Another possible tax which is popular in many circles is a tax on food that has high caloric content but little nutritional value. McDonald’s (NYSE: MCD) has lobbied hard against such a plan. Its argument is like Coke’s. The fast food chain says it cannot afford higher taxes without cost reductions.

The deficit reduction debate revisits the same place time after time. An increase in income taxes on most Americans is political suicide for many members of Congress. So is suggesting cuts in entitlement programs such as Social Security. It is better to tax consumer behaviors than to cut the benefits of ageing Americans.

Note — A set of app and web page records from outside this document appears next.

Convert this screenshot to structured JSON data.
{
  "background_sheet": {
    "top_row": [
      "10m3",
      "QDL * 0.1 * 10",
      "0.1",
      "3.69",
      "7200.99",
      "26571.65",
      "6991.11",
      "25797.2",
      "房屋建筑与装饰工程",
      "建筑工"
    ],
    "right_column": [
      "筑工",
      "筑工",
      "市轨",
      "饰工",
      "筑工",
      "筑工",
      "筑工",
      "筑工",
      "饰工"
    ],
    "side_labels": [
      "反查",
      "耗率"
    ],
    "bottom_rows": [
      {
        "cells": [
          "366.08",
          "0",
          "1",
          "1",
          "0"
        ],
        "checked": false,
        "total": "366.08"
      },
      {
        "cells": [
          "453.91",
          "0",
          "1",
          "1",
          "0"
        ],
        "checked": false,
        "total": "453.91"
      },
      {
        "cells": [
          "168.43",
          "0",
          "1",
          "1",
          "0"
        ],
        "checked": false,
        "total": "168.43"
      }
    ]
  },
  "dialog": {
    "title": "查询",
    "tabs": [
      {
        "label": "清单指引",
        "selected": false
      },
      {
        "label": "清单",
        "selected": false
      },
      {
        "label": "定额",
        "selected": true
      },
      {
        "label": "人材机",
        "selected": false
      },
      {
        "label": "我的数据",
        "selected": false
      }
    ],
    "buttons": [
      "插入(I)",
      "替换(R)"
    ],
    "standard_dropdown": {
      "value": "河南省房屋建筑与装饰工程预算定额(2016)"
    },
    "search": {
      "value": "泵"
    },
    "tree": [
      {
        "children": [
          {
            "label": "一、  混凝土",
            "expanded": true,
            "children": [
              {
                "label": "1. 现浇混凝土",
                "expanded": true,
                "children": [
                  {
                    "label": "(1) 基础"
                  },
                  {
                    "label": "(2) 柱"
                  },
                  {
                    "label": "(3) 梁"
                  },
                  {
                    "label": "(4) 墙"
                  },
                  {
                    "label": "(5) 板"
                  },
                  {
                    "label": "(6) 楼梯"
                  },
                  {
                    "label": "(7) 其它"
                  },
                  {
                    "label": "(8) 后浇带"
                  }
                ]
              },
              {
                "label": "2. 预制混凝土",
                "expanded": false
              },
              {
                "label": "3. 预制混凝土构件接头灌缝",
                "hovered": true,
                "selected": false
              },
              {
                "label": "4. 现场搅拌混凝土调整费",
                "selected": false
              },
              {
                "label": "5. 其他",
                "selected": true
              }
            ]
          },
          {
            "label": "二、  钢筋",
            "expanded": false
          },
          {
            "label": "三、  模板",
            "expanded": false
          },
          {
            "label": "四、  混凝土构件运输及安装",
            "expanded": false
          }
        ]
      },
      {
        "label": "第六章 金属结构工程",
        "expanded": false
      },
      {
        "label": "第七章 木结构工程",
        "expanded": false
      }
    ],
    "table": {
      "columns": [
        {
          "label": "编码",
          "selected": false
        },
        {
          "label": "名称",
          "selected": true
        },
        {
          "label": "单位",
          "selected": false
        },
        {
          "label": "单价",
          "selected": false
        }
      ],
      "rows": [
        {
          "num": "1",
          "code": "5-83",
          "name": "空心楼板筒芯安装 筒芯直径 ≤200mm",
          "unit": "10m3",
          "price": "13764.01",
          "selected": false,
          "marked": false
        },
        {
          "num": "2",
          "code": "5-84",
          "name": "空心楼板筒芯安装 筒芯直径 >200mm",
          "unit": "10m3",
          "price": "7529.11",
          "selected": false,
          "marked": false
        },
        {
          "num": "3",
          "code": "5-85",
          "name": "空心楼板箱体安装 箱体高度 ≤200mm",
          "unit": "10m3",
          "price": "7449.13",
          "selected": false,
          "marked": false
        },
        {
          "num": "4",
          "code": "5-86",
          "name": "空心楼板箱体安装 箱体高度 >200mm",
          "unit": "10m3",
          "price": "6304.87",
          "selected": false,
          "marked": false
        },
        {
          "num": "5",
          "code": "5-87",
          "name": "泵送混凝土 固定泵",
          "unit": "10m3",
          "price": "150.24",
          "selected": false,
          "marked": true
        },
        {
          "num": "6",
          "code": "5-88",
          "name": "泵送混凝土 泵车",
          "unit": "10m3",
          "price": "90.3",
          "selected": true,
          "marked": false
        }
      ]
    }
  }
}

The taxation argument has begun to turn on the question of whether it is best to have a very limited number of tax increases on large pools of capital and income like those of the rich. This small number of potential new “taxes” includes eliminating the mortgage interest deduction, which could bring in tremendous sums to the government. It is easier logistically to tax a few things than it is to create a hundred taxes.

The temptation to pass on the taxation of things like gasoline, food, and drinks is a lost opportunity even though it would complicate the job of the IRS. Taxes on gas may be regressive, but not as much as taxes on annual income. A gas tax does keep people off the road. An income tax keeps many of the same people frugal about all of their purchases.

The devil is in the details as Congress and the Administration look at deficit reduction, so the number of details which are examined to find revenue for the Treasury might as well come from as large a pool as possible. Complexity alone should not determine the tax code.

Douglas A. McIntyre